WHAT THIS TASK INVOLVES:
Your answer should be one number: how many lines below hold the word "JSON".

App and web page records:
* * *
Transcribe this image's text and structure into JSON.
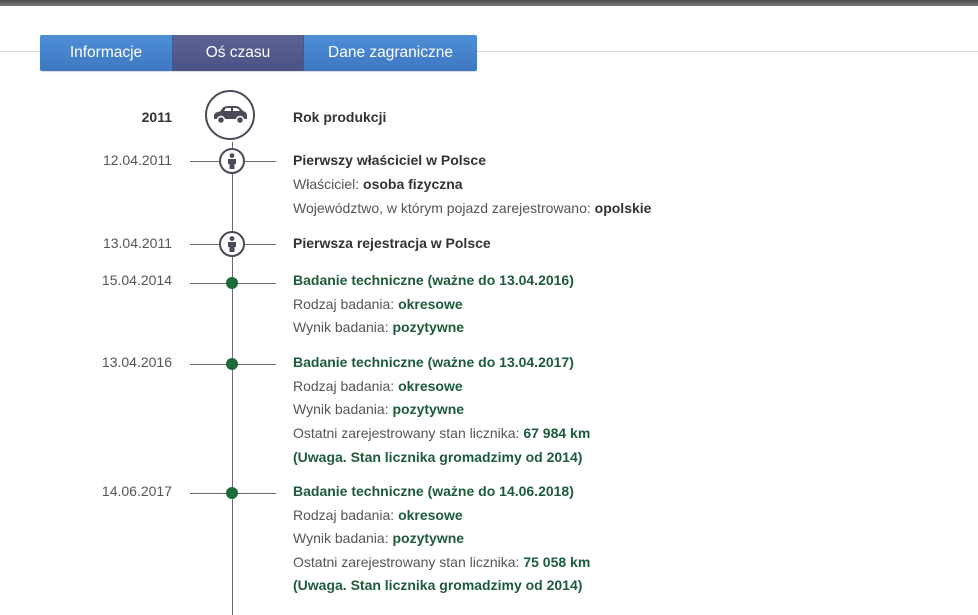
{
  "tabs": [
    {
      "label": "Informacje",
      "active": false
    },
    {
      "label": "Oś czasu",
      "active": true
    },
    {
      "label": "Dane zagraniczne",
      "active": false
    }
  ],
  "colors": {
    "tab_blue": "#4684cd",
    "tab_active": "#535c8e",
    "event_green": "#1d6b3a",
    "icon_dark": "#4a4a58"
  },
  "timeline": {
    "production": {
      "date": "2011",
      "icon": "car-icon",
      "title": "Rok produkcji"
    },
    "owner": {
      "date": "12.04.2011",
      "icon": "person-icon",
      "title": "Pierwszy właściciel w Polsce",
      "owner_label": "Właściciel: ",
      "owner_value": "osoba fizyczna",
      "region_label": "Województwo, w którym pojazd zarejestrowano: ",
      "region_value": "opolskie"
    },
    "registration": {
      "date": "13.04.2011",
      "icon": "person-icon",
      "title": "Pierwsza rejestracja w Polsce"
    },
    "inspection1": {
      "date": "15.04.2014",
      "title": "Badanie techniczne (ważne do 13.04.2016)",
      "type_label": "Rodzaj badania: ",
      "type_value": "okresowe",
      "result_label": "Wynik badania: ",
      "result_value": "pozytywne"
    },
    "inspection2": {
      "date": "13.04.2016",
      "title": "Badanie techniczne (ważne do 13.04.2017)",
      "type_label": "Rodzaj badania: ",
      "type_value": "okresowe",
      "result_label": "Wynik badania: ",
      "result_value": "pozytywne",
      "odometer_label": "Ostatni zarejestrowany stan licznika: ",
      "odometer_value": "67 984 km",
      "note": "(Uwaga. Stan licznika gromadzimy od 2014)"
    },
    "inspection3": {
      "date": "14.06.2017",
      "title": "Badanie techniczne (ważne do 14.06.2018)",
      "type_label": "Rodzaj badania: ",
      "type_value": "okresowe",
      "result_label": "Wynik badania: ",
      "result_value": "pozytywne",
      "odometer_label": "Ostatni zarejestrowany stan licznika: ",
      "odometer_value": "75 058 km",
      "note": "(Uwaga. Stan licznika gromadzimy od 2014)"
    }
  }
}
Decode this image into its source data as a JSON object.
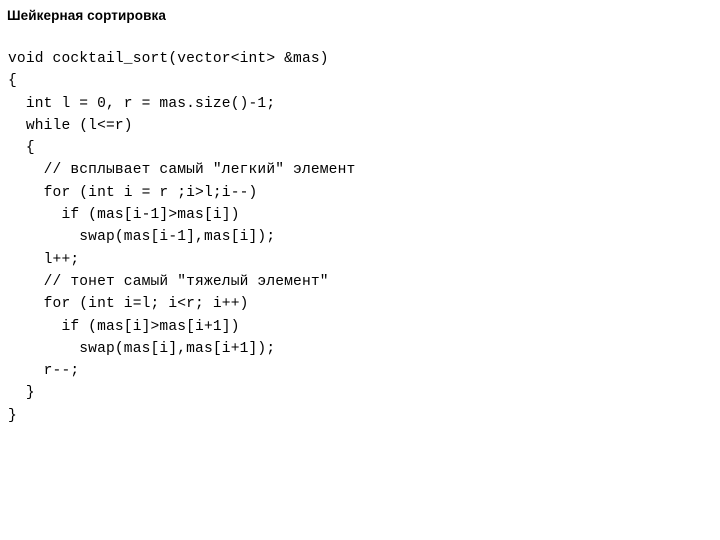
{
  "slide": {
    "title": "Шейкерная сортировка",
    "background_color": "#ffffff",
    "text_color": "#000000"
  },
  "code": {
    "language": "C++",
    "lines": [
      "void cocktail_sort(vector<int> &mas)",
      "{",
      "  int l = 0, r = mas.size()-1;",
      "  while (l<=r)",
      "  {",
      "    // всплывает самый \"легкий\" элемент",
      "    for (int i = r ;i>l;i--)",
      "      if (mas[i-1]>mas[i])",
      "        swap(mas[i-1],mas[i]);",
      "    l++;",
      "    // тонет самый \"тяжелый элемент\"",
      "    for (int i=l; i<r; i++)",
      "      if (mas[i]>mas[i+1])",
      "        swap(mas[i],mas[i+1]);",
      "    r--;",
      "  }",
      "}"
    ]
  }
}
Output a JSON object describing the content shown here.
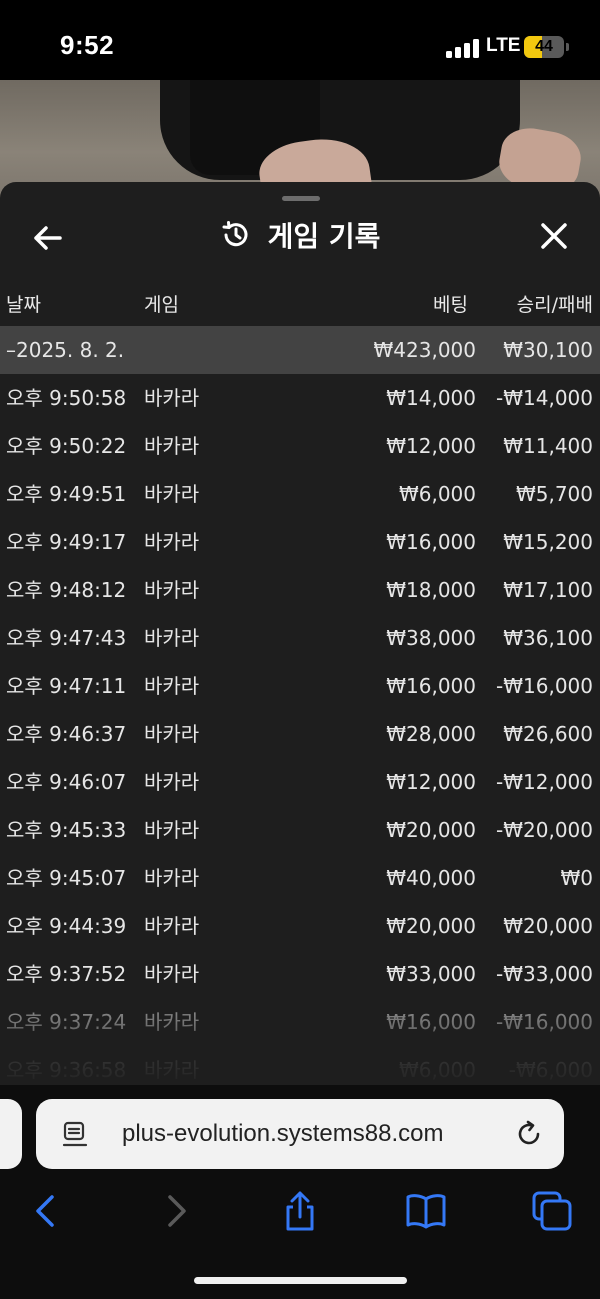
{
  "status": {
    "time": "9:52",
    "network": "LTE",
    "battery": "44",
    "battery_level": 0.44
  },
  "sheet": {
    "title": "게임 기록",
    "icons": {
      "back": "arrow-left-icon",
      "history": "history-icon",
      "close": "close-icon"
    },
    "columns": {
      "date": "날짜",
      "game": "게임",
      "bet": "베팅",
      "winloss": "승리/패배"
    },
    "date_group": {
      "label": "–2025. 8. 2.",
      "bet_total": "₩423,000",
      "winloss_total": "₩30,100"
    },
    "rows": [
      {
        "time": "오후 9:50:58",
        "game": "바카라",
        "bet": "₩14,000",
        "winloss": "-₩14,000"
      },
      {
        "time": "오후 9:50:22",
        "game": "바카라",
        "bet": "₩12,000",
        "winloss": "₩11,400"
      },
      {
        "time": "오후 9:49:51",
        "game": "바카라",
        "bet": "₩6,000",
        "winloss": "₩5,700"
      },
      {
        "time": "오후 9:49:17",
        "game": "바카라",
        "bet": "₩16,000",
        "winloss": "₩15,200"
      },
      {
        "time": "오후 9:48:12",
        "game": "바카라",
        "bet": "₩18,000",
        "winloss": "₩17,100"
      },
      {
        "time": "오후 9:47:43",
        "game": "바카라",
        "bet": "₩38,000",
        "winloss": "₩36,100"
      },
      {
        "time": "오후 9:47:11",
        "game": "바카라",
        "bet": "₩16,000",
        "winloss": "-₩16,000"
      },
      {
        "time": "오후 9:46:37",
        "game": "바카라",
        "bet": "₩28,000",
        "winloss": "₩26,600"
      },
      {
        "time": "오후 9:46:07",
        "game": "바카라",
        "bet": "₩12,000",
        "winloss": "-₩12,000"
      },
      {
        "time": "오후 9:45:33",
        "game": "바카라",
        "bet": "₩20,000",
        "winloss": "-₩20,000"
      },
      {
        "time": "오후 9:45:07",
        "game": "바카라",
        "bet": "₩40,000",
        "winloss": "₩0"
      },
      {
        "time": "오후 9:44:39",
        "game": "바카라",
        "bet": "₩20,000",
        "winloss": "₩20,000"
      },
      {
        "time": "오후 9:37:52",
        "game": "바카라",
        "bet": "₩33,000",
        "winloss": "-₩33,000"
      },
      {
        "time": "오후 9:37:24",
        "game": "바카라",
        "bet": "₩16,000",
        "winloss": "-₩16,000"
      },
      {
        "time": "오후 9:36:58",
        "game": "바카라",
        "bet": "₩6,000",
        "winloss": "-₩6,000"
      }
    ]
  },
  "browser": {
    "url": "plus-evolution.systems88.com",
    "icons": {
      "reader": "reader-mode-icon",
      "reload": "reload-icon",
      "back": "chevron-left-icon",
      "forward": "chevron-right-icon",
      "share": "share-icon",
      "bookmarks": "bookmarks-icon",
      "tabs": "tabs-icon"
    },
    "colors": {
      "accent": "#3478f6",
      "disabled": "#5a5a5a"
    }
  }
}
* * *
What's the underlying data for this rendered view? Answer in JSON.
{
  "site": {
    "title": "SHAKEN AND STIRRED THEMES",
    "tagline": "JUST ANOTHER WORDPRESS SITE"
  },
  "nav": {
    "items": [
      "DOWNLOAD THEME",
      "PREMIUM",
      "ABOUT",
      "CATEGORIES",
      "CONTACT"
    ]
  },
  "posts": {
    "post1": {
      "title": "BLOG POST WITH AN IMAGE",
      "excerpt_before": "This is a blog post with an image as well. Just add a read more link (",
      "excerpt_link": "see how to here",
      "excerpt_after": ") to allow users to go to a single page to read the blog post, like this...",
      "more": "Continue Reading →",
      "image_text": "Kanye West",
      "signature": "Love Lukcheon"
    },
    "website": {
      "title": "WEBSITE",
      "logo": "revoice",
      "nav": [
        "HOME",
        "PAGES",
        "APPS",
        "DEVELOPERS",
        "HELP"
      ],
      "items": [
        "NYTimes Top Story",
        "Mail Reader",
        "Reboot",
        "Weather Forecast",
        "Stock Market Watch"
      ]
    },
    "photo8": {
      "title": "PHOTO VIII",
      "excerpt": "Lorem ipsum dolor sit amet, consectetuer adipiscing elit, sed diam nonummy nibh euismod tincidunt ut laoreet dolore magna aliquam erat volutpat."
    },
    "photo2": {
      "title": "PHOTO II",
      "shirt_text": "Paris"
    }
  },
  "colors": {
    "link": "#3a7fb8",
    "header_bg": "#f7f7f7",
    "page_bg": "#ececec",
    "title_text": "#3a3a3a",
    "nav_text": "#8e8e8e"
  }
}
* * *
EXERCISE RESPONSE:
4